That Saturday, a fierce debate raged in the high school auditorium. Well, it was actually a match between debate teams, so the ferocity level matched an annoyed squirrel, but it was fierce enough for debate club. Since Bill's school was playing host to the match, he volunteered to help run things. During the day, he had plenty of idle time to find mischief.

In an unlocked classroom, Bill found a Macintosh LC, unsupervised, unattended, and equipped with a microphone. In the actual computer lab across the hall, Bill and his classmates constantly pranked each other's machines, and it struck him as a good idea to play a prank on this one. Quickly, he recorded himself proclaiming, "This computer has been hacked. I am in complete control of this computer. BWAHAHAHAHA." Bill placed the audio file in the machine's Startup folder, shut the machine down, and went back to the debates.

That night, Bill couldn't sleep. He was a bit embarrassed about the prank; what felt funny earlier that day just seemed silly to him now. What really worried him was the fact that the victim- some teacher he didn't know- would seek an expert on computers to deal with the "hacker". An expert like Ms. Foote, the CompSci teacher. He had Ms. Foote first period, and she'd almost certainly recognize even his disguised voice on the computer. For the kind of student that was on the debate team and had never seen detention in his entire life, that was a terrifying thought. His brain invented the worst scenarios: he saw himself sitting before a college recruiter; "Well, your GPA is fantastic," the recruiter said, "but it says here you were suspended? We don't want that kind of person in our school."

Bill resolved to go to school early on Monday morning. He would return to the scene of the crime, undo his little prank, forget it ever happened. With a clear plan in mind, he slept easy. Sunday passed uneventfully, and by Monday, his early morning errand was completely forgotten. He arrived at school at the normal time and went about his business.

The reminder he needed was an unfamiliar teacher entering his first-period CompSci classroom to talk to Ms. Foote. The two teachers exchanged words for a few moments, and Ms. Foote pointed at Bill. He did his best to look casual and ignore it. The strange teacher came over to him and said, "Hi, I'm Mr. Rosso. I'm having a little problem with the computer in my room across the hall."

Bill swallowed, and casually replied, "Well, I can take a look." His voice cracked in the middle, destroying his otherwise suave delivery. He adjusted his glasses and followed Mr. Rosso across the hall. Bill's pulse rate increased with every step, and when he saw the computer monitor was blank, it crashed back down.

"I'm subbing for Mr. Kowchevski," Mr. Rosso explained, "and he left a note that his lesson plans were on the computer." With a self deprecating smile, he added, "But I don't know my way around Macs, apparently.

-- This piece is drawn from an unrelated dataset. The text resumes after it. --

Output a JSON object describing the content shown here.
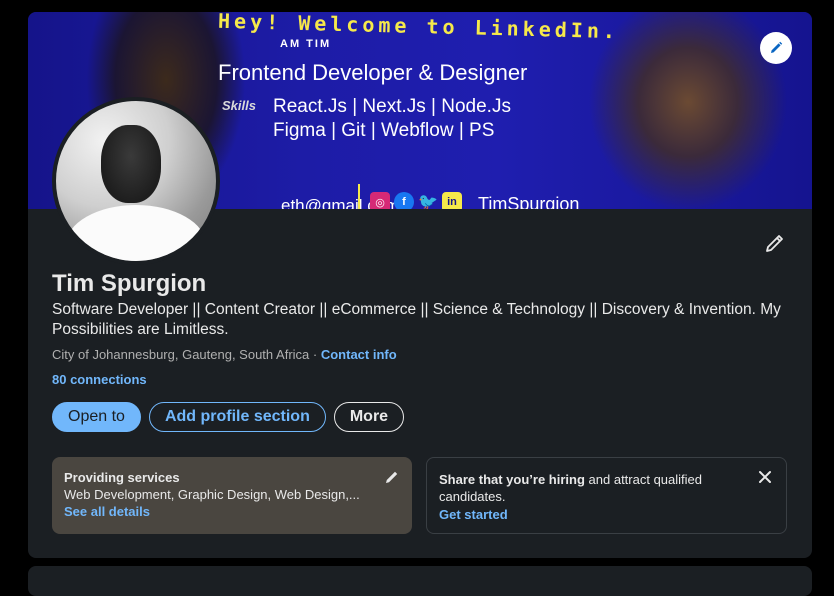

I can't turn it on."

With a sigh of relief, Bill glanced down at the keyboard. In true Apple fashion, the keyboard was proprietary; the power button was just another key on the keyboard. It didn't look like any other power button on Earth, and it confused nearly everyone the first time. Bill sat down and said, "Oh, it's easy. But here, let me make sure it's configured so that you can access Mr. Kowchevski's files."

A quick keyboard shortcut kept the machine from executing its Startup Items, and Mr. Rosso didn't even notice when Bill deleted the offending file and emptied the Trash. He wiped the sweat from his brow, handed the mouse to Mr. Rosso, and went back to class. Bill would go on to a career in IT, and usually, he would always try and make sure what he worked on was well designed. But he always remembered that sometimes terrible design can save the day.